In addition to supporting ethical, eco-conscious, and socially driven companies, DoneGood is itself a B-Corp, which means it is beholden to a "do no harm" mentality not only with who it supports but within its own corporate structuring.


I've found that if I plan well and am honest with myself, I can make ethical choices that don't cause significant damage to my budget. It's a learning curve, but having access to the right resources helps.

Download DONEGOOD here.

DoneGood: Get Ethical Bargains & Boycott Trump With One Extension

DoneGood ethical fashion and shopping browser extension and app
This post contains affiliate links

DoneGood is a browser extension and app developed with the express purpose of helping consumers avoid fast fashion and discover ethical brands without the burden of endless research.

I'd bet a day's wages that the number one reason people don't shop more ethically is because of the time it takes to sift through endless websites, articles, blogs, and marketing claims to find what they're looking for (a close second is price point). Though I'm an ethical shopping nerd, even I get exasperated over the difficulty of accessing and assessing ethical companies. Bloggers and advocates are working to change this in big and small ways every day, but without some creative thinking and intentional teamwork, we're not going to be able to make things much easier.

DoneGood has done a lot of creative thinking in addition to technical development to make something that can move the industry forward - at least as it pertains to consumer interest - much more rapidly than before.

I downloaded the browser extension right when it premiered in late November, so I've been using it for more than 8 months. Not only does it allow me to pinpoint ethical alternatives when I'm doing a Google search for a particular brand or item, it offers up discount codes for a number of fair trade and social good brands right from your search page. And since February, it even alerts me when a website I'm on sells Trump products, allowing me to boycott them - or at least feel that necessary pang of guilt that I'm just as much of a sucker for retail giants like Amazon as any other consumer.

DoneGood boycott Trump

I prefer DoneGood over any other ethical application for one reason: it's incredibly user friendly (I don't even have the other apps). I don't have to consciously open it up to find ethical companies. I don't have to sift through needless copy. I don't even have to be thinking that much about being an ethical consumer for it to show up on my browser and reorient me to what matters.

As someone who has been working with ethical companies for nearly 5 years, I'm familiar with almost all of the brands DoneGood recommends (Groceries Apparel, YSTR, Amour Vert, ZADY, and Victoria Road to name a few), but for a new or less informed conscious consumer, I think this could be the first small step to getting on board with long term lifestyle change.

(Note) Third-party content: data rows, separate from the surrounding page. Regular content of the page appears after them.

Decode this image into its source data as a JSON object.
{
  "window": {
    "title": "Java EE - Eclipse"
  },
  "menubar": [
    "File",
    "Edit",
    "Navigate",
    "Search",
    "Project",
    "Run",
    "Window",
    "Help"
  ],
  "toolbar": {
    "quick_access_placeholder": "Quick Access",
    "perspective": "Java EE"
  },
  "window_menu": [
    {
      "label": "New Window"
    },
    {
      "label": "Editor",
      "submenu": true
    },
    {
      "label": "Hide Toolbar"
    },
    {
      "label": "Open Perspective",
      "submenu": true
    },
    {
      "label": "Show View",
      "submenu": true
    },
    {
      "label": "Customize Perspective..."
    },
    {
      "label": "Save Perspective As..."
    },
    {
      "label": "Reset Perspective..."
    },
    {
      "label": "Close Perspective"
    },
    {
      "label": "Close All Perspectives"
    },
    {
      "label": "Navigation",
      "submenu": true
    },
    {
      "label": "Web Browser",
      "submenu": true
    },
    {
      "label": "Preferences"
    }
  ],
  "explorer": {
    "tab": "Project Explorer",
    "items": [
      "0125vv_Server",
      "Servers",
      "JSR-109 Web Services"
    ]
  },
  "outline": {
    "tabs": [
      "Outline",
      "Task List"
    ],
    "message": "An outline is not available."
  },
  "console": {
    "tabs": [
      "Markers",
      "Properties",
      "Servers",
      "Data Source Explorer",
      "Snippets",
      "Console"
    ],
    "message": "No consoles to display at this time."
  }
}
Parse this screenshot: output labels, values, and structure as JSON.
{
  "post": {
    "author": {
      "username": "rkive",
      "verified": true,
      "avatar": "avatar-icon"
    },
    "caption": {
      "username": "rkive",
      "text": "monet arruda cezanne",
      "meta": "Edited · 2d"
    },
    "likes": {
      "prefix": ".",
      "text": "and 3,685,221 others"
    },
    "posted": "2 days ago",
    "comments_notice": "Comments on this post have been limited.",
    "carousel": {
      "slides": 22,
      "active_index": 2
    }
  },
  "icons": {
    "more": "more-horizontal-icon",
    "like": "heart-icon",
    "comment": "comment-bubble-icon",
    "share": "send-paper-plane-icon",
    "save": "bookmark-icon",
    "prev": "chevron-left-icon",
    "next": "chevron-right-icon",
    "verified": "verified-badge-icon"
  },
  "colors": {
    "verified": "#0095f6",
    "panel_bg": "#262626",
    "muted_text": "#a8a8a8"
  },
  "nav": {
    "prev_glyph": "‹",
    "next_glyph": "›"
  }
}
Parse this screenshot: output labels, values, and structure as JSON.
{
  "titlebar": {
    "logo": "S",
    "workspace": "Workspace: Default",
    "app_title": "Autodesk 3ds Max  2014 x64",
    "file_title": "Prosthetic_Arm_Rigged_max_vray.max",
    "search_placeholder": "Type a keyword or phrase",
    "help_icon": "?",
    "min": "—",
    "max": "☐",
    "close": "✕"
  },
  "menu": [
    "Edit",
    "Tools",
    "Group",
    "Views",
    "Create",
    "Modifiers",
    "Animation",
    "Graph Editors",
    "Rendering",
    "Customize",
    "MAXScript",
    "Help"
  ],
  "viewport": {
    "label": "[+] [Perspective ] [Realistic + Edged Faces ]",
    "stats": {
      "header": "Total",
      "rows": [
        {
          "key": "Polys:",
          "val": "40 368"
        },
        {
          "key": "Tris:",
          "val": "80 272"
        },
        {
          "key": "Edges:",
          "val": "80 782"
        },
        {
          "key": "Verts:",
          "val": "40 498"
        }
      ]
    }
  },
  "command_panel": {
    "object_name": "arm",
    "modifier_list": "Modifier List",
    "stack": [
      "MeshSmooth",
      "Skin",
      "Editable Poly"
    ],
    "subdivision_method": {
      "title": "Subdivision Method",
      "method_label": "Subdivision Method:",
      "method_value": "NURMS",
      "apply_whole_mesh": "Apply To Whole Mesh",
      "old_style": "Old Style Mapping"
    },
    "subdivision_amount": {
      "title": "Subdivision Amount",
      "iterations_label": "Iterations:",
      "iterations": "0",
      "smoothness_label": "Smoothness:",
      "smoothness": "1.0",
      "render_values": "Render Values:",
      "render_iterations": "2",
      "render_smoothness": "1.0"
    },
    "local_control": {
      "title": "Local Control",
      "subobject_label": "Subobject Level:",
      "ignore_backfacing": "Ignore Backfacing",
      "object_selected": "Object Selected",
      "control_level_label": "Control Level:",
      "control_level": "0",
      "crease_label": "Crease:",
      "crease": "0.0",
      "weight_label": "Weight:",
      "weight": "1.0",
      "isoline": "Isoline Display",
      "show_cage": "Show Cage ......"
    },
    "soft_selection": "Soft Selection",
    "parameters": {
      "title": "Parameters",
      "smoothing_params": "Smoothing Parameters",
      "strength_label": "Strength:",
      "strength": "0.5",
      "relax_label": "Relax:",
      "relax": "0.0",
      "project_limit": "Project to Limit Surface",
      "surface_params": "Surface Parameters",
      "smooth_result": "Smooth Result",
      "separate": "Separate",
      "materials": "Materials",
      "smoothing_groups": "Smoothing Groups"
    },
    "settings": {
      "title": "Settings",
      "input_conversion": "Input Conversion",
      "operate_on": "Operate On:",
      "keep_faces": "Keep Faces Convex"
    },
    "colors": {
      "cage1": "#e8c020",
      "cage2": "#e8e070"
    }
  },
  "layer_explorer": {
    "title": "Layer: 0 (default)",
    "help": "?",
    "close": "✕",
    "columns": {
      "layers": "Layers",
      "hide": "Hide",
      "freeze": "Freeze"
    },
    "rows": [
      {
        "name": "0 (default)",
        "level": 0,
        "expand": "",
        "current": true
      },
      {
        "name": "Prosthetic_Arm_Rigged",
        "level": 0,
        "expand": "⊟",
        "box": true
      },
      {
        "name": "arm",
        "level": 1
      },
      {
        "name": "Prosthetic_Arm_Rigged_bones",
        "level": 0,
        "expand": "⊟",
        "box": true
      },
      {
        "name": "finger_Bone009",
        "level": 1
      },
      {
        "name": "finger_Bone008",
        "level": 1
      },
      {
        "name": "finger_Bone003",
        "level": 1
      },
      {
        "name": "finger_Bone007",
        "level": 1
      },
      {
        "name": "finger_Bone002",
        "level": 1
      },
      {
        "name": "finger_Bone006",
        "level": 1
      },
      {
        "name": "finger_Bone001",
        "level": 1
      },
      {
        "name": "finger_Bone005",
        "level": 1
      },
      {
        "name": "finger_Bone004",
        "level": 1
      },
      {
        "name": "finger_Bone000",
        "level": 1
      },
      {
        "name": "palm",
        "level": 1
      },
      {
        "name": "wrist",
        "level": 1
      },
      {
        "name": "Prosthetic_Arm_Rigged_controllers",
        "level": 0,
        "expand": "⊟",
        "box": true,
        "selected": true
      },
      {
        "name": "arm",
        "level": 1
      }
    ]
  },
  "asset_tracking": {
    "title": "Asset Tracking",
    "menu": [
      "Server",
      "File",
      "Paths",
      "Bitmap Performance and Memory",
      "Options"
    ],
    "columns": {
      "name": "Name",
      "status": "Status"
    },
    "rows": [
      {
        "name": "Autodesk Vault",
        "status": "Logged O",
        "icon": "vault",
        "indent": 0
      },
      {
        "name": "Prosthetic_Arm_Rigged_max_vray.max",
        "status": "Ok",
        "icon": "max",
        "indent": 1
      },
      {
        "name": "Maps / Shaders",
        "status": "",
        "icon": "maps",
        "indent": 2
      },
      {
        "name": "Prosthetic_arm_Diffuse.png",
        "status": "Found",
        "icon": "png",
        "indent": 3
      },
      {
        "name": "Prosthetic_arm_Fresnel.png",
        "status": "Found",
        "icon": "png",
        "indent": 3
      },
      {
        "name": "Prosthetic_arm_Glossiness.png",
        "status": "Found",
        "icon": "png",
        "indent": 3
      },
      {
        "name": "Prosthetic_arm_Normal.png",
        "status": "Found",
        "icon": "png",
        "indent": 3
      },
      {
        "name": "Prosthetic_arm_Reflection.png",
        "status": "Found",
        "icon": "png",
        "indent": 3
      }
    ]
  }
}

In addition to offering ethical alternatives, DoneGood partners with ethical brands to offer discount codes accessible immediately through the extension popup window. Most brands offer discounts of $20 or 20% off, which can make a big difference.

DoneGood ethical fashion and shopping browser extension and app

If you're searching for ethical items on your smart phone, DoneGood offeres an app that helps you narrow down your ethical criteria and find companies that sell what you need. It's a user friendly option when you don't have access to the browser extension.

DoneGood recently launched their first DoneGood Together offer, which provides an ethical item at a significant discount if a total sales threshold is reached. This allows companies to make some fast cash to support their artisans and helps consumers try out ethical products at a really accessible price point. The first offer is for 40% off a pair of Root Collective Flats. DoneGood has already met their minimum of 16 orders, so the item is guaranteed at the sale price until the offer disappears at noon EST today.

I feel like I'm rambling at this point, but honestly, DoneGood is good.

Download it here.